Updated June 15, 2023
Introduction to Tkinter Notebook
In Python, the Tkinter notebook widget from the ttk library provides a tabbed interface for controlling tabs. This tabbed widget enables navigation between different pages, achieved using the index tab. The notebook widget is an area or tab allowing users to select specific content pages. Users can accomplish this selection by clicking or pressing on the tabs in the parent notebook’s top section. Once you have set up the parent notebook, adding and removing tabs becomes straightforward. With each click on these tabs, the notebook widget will display the associated child pane.
Working of Tkinter Notebook with Example
In this article, we are discussing the notebook widget of Tkinter in Python. This widget acts as a tab, or, we can say, a tabbed notebook. The ttk library provides this widget, which is useful for managing a set of windows and displaying one window at a time. Therefore, users can select the slave window related to the tab to change the present displaying window. This notebook widget uses a few methods to add and remove tabs, such as add() for adding tabs and some other methods for temporarily hiding or deleting tabs. This widget additionally offers a variety of options for each tab, commonly utilized to control the appearance and behavior of the tabs within the widgets. These options fall into three categories: standard, widget-specific, and tab options. The notebook widget employs tab IDs to reference other tabs within the widgets, facilitating the switching from one page to another.
Let’s explore the syntax of the Tkinter notebook in two forms: the command form and the method form.
In the above syntax, note that we obtain the notebook widget from the ttk module, which has two parameters. The first parameter is the root parameter, which specifies the parent or master window. The second parameter options are classified into standard options, tab options, widget options such as class, cursor, weight, padding, state, text, image, etc.

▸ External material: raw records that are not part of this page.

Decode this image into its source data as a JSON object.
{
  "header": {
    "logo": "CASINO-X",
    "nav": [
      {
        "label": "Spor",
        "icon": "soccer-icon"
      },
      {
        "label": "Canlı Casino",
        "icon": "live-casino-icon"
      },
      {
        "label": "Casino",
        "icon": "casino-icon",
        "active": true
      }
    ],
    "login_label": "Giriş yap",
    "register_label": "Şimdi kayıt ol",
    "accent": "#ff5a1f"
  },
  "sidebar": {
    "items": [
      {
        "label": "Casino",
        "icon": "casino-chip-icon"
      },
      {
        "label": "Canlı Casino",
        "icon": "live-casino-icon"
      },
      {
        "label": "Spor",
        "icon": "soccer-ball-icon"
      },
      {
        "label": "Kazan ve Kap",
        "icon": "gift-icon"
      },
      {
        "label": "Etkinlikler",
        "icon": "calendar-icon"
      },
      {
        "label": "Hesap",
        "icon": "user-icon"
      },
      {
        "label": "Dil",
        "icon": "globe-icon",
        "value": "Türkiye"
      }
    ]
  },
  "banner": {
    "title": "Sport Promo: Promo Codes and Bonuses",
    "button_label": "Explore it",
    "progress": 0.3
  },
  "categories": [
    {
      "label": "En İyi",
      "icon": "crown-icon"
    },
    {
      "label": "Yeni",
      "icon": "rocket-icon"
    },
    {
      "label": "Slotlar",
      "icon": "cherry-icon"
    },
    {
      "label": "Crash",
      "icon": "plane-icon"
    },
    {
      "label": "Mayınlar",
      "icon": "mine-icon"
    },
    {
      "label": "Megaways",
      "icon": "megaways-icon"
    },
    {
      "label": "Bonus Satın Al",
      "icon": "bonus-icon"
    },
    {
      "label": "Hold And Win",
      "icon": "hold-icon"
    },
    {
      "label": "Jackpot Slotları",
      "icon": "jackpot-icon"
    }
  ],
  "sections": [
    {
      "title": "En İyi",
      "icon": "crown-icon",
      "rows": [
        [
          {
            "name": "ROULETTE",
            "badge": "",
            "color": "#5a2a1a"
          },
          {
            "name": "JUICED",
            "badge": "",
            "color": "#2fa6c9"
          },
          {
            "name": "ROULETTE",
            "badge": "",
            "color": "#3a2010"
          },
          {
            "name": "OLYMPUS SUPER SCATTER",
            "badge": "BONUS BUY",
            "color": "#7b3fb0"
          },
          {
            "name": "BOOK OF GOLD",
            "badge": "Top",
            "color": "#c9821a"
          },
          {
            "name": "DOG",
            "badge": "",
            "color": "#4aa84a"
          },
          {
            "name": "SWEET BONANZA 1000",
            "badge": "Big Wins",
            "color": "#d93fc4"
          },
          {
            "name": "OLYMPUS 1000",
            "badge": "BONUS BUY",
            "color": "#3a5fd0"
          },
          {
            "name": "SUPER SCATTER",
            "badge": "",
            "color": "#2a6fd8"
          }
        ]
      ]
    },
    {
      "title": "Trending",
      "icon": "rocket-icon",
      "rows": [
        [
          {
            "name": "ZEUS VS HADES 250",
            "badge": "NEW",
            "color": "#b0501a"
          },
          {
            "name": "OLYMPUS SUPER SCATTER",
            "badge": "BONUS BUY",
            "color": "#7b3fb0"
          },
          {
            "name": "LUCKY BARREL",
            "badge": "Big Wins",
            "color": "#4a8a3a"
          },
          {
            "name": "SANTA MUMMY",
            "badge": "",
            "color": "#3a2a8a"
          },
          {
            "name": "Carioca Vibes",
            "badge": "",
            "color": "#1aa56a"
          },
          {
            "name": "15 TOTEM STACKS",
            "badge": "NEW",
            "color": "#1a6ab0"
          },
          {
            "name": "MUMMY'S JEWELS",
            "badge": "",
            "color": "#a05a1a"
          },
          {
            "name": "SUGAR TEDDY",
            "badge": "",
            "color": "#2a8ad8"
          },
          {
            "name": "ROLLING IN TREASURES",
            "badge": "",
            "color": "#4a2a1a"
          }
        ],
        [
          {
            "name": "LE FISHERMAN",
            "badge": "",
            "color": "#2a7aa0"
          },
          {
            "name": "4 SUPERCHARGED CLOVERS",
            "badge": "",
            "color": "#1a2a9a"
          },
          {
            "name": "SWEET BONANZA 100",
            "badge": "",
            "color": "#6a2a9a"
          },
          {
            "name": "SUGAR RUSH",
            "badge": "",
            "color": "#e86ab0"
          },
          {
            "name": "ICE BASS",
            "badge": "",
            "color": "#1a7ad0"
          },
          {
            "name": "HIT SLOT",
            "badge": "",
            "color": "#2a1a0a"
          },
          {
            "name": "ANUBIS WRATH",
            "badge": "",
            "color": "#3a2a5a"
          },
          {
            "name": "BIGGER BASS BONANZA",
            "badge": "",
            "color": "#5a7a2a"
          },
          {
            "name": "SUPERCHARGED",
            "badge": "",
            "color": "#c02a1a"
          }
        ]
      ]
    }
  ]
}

There are a few methods provided by the notebook widget, such as add() for adding tabs, cget() can obtain the current value of the configuration option, hide() to hide the tabs, index() to obtain the index in the numeric value of the specified tab, etc.
Python developers use the Tkinter module for developing GUI-based applications. On the other hand, the notebook widget is obtained from the ttk module, which can be seen as an extension or improvement of the Tkinter module. When utilizing the notebook widget, it is necessary to import the ttk module. This widget allows the creation of tabs within windows, enabling the display of one window at a time. Each tab is associated with a child window and is commonly used when the user wants to display messages or content within the window.
Let’s look at a simple example of creating tabs in the window with the ttk module’s notebook widget.
from Tkinter import * import Tkinter as tk import ttk import tkMessageBox master = tk.Tk() master.geometry('500x200') def func(): tkMessageBox.showinfo( "Hello Educba", "Click on the tabs to view the content") b1 = Button( master, text='Click me for next step', background = 'Red', fg = '#000000', command = func) b1.pack() tc = ttk.Notebook(master) t1 = ttk.Frame(tc) t2 = ttk.Frame(tc) tc.add(t1, text ='Notebook tab1') tc.add(t2, text ='Notebook tab2') tc.pack(expand = 1, fill ="both") ttk.Label(t1, text ="Hello Educba Technology Institute").grid(column = 3, row = 3) ttk.Label(t2, text ="Notebook widget demonstration").grid(column = 3, row = 3) master.mainloop()
In the above article, we first import the modules Tkinter for developing GUI, ttk module for using notebook widget to create tabs within the parent window, tkmessagebox module for displaying any message on the pop-up dialogue box. The above example will pop up the message when we click the button widget on the window. It will display as “click on the tabs t view the content” so that the user can switch between Windows one at a time using these created tabs using the notebook widget. In this program, we have passed the parent window to the notebook() so that we can control the tabs to switch and display the content. It would be best to create separate frames for each tab to create tabs in the notebook widget. Therefore for each tab, we have used the frame method and have passed the tab names to this frame() method. Then by using the add() function, we add the name to each tab by using text argument, and we have named the tabs as t1 as “Notebook Tab1” and t2 as “Notebook tab2”. Then to display the content by clicking each tab, we have for the tab “Notebook tab1” we display the content as “Hello Educba Technology Institute,” and for the tab “Notebook tab2” we display “Notebook widget demonstration,” and this content is displayed using a label() function where it also takes text argument for the content and where the content should be displayed can be used by grid() function. Here we have to display the message on column 3 and row 3 for both tabs. The above screenshots display the output of the entire program.
In this article, we can conclude that developers use the Python ttk module to extend or enhance the capabilities of the Tkinter module. In ttk module, it provides some new widgets. We discussed a widget known as the notebook widget, which enables the creation of tabs. With the notebook widget, you can toggle between different windows one at a time and display the content of each window. In this article, we have seen the syntax of the notebook widget and the options such as a cursor, weight, height, etc., and a few methods like add(), Label, etc. In this article, we also encountered a simple example where we had two tabs within the same parent window. However, when the tabs were clicked, we would switch from one window to another, displaying them one at a time.